* **ACTIVITY**: Look below. Copy each line that has "this" in it.

* **EXERCISE MATERIAL**:
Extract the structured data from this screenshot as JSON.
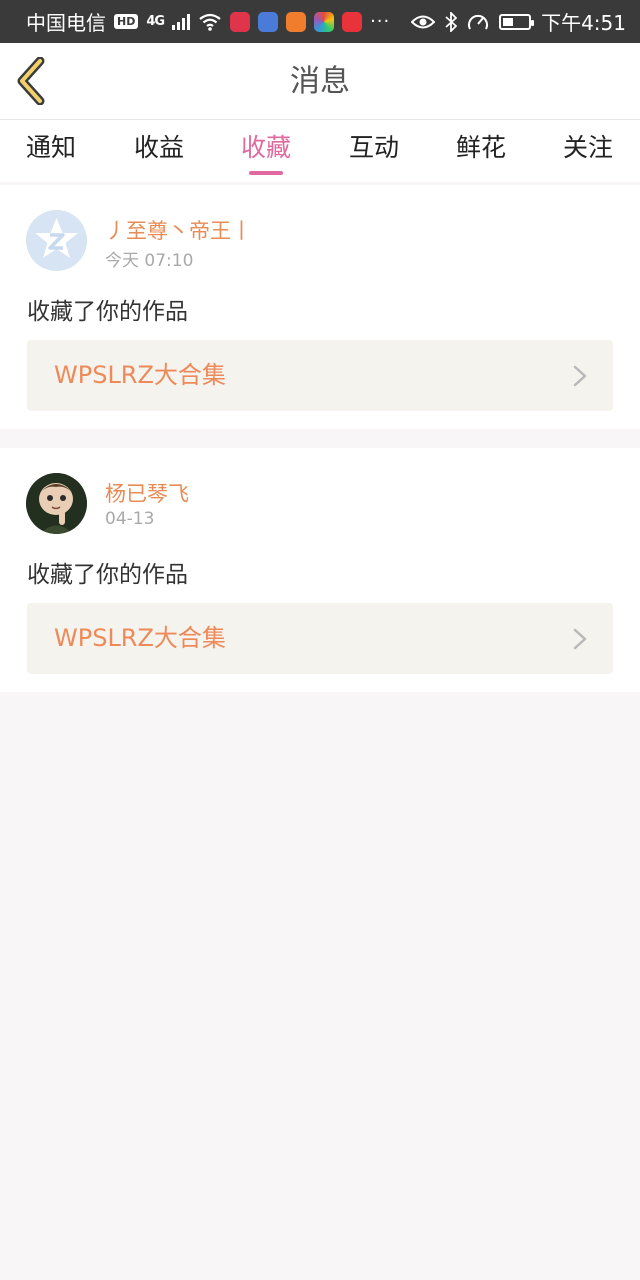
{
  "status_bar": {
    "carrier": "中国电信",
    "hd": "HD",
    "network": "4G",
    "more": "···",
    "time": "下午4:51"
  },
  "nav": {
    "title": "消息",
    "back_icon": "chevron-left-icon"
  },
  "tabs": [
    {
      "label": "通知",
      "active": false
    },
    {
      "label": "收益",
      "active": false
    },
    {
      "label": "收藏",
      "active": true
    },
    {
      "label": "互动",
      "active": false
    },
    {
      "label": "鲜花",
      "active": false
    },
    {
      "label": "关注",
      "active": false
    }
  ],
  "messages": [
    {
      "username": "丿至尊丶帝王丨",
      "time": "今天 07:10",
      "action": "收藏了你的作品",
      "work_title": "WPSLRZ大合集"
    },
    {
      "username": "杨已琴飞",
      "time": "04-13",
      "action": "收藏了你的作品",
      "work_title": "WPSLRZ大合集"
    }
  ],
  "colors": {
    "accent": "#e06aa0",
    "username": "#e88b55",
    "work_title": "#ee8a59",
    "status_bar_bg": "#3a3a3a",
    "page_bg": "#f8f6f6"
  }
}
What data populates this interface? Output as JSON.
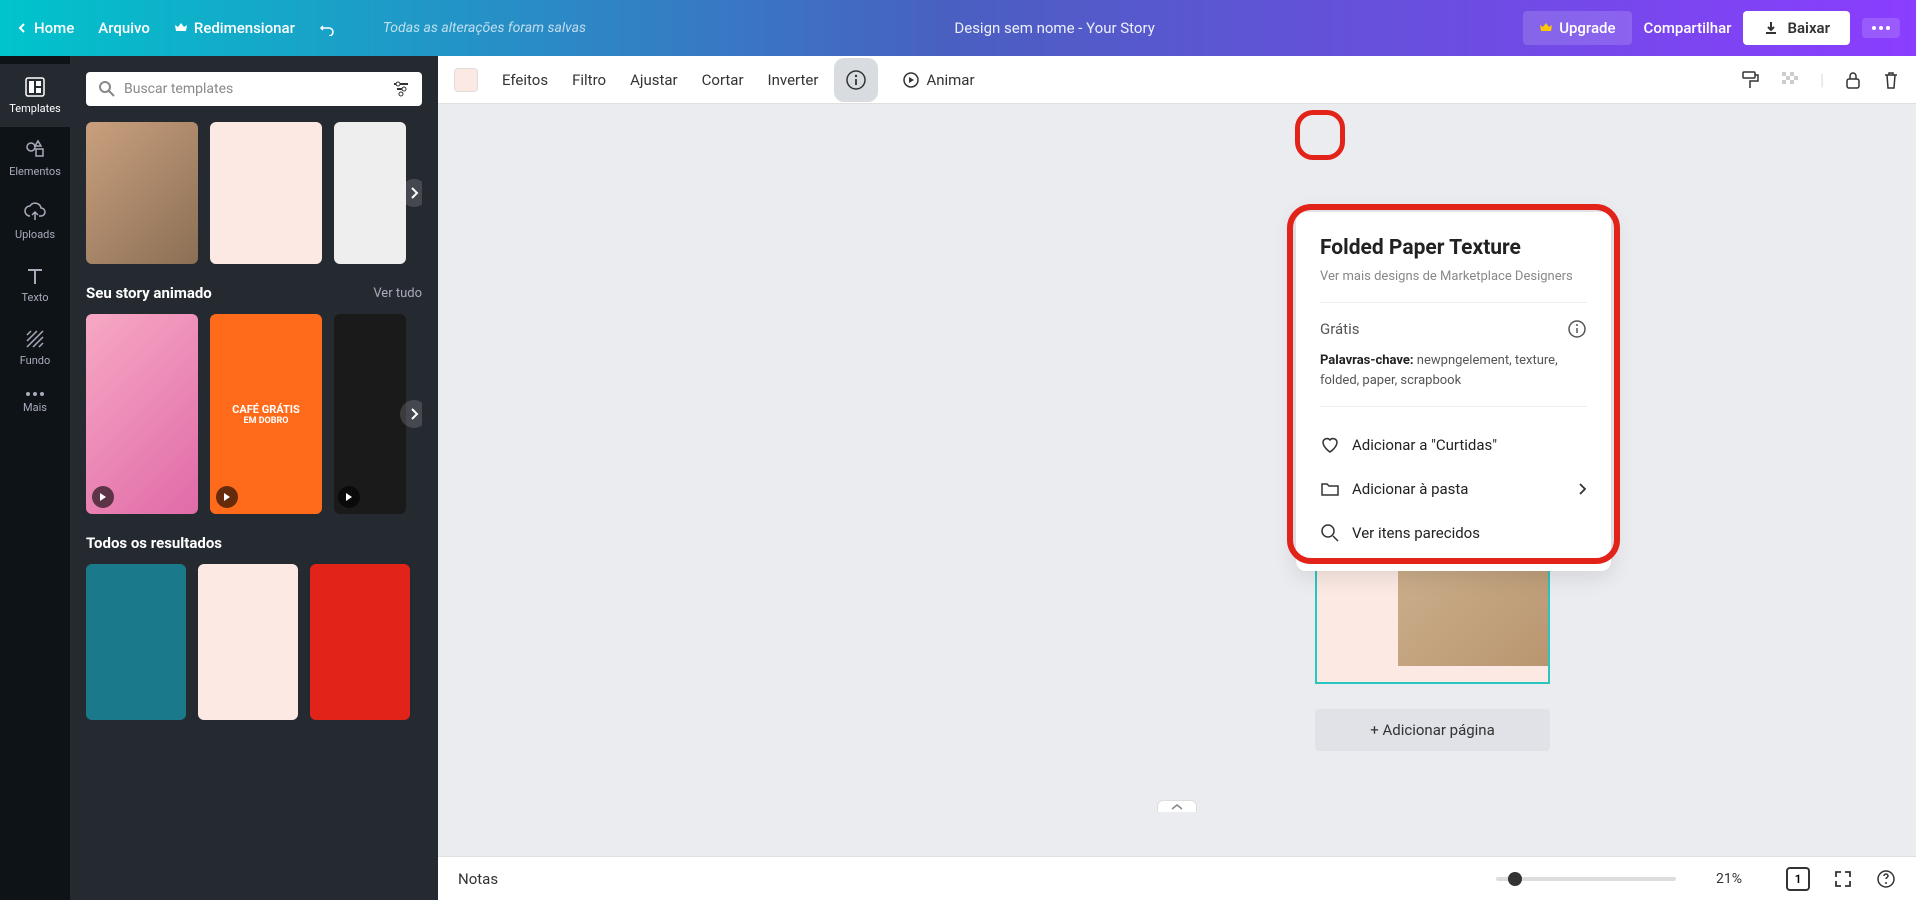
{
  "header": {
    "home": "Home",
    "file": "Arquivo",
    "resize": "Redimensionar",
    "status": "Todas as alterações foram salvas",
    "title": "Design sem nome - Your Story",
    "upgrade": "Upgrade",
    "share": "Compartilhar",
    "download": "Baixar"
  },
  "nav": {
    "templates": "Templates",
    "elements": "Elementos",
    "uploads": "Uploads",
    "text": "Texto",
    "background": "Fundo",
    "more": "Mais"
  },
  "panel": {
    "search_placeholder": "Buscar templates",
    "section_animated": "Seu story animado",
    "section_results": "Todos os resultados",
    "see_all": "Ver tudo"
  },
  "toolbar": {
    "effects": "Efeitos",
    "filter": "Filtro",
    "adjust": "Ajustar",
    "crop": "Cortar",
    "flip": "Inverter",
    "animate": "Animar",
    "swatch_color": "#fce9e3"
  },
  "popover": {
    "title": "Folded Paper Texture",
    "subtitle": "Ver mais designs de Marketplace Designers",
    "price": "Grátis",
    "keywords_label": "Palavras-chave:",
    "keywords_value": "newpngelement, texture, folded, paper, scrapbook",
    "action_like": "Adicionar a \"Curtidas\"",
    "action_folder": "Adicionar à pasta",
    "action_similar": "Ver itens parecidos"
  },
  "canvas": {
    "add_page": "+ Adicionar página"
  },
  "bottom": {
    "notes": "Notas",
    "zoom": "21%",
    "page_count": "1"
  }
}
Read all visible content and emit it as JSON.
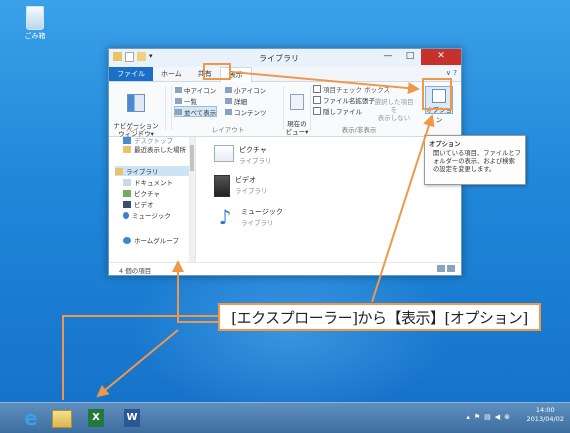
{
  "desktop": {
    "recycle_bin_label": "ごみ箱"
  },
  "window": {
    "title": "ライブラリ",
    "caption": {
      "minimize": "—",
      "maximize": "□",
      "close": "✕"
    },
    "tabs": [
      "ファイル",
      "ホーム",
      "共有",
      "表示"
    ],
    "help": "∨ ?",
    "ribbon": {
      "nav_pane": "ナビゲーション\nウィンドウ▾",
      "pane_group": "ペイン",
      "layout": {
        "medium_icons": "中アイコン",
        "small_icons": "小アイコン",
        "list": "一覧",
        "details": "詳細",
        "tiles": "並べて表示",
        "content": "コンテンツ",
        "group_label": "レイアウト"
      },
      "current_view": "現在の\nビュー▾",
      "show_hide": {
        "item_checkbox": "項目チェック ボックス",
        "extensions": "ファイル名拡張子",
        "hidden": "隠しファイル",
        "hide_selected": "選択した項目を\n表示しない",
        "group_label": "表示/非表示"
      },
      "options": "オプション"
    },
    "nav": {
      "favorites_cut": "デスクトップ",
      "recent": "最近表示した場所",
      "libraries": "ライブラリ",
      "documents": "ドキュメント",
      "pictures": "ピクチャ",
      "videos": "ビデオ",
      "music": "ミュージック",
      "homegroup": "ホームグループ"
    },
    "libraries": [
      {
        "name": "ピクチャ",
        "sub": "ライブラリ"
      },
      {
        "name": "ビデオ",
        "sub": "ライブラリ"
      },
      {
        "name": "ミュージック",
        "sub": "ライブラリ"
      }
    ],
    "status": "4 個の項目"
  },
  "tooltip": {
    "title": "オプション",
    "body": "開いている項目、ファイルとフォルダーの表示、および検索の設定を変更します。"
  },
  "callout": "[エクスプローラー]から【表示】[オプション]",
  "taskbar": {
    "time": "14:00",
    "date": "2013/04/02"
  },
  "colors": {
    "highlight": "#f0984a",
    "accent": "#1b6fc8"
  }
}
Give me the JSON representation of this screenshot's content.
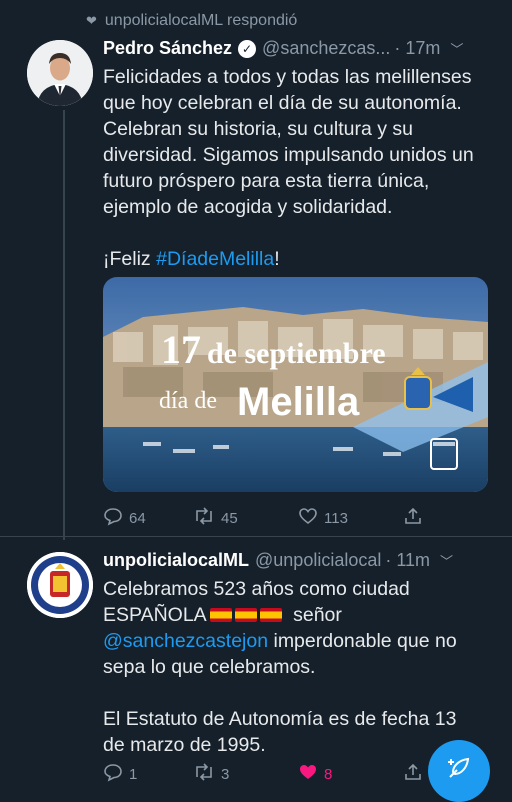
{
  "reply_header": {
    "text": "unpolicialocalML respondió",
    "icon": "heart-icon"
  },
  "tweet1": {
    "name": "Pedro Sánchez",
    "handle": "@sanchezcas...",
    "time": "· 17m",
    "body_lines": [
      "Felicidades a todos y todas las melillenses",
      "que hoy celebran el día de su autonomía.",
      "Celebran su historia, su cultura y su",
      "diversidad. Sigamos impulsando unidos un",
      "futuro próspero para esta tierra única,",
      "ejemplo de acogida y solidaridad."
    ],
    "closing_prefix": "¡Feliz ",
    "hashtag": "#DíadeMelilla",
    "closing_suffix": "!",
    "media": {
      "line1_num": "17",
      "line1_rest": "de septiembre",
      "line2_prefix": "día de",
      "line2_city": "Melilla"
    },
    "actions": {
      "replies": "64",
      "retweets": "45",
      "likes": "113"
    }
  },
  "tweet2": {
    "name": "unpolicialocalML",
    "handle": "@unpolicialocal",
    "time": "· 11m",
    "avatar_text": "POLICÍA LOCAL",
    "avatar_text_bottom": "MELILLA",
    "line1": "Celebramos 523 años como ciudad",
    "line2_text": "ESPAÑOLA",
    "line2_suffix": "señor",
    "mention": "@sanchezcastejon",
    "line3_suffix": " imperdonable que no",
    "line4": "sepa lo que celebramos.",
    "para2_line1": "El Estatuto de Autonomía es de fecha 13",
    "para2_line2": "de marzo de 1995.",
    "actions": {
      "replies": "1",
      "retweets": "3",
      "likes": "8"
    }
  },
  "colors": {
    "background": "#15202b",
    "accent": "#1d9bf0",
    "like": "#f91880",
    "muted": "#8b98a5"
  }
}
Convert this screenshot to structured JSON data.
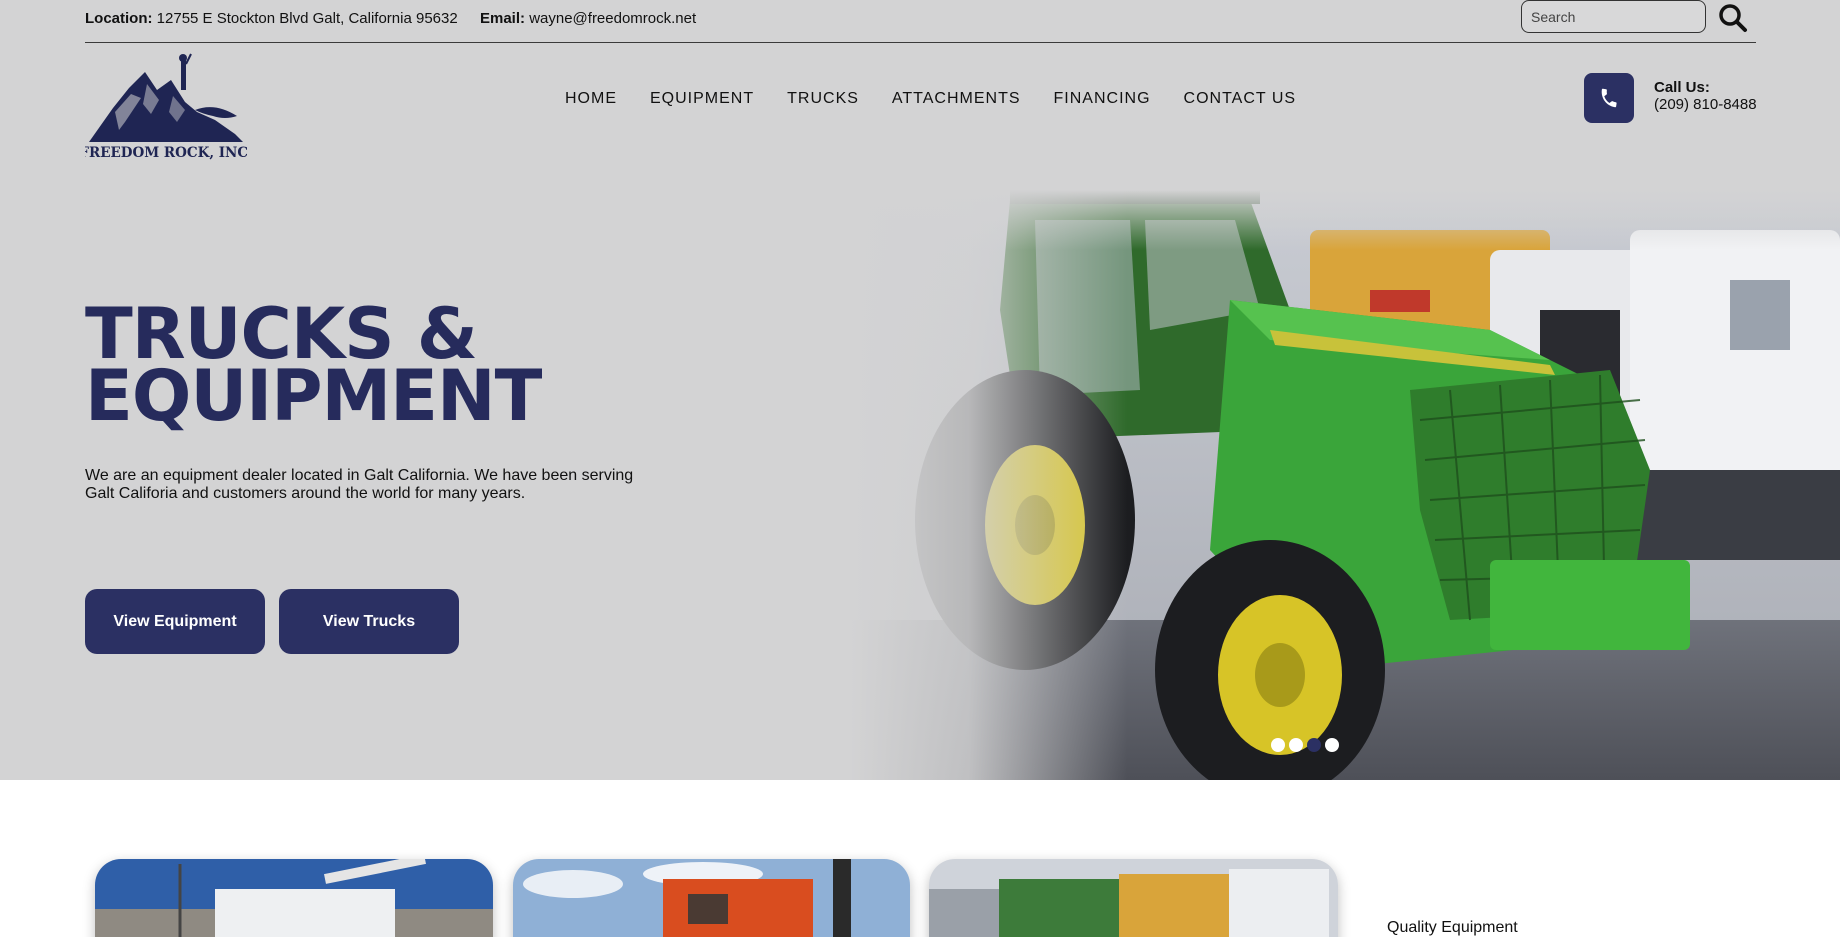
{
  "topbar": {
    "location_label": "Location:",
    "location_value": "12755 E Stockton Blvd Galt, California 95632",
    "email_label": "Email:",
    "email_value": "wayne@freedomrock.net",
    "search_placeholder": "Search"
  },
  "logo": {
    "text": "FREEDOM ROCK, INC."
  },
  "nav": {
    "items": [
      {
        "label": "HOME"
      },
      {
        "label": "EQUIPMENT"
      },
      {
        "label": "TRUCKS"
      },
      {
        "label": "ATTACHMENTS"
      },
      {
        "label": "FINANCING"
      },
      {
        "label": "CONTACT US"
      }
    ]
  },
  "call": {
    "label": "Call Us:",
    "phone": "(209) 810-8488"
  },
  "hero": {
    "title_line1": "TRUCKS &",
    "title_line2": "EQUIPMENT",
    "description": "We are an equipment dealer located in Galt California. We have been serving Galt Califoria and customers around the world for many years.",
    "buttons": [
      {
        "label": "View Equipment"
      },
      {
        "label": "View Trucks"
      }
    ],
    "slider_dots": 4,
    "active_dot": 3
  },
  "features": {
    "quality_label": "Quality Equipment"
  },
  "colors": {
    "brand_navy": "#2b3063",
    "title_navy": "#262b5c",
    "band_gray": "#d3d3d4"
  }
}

* **THE COMPLETED TASK**:
Extract the structured data from this screenshot as JSON.
What data populates this interface? Output as JSON.
Give me the JSON representation of this screenshot's content.
Convert this screenshot to structured JSON data.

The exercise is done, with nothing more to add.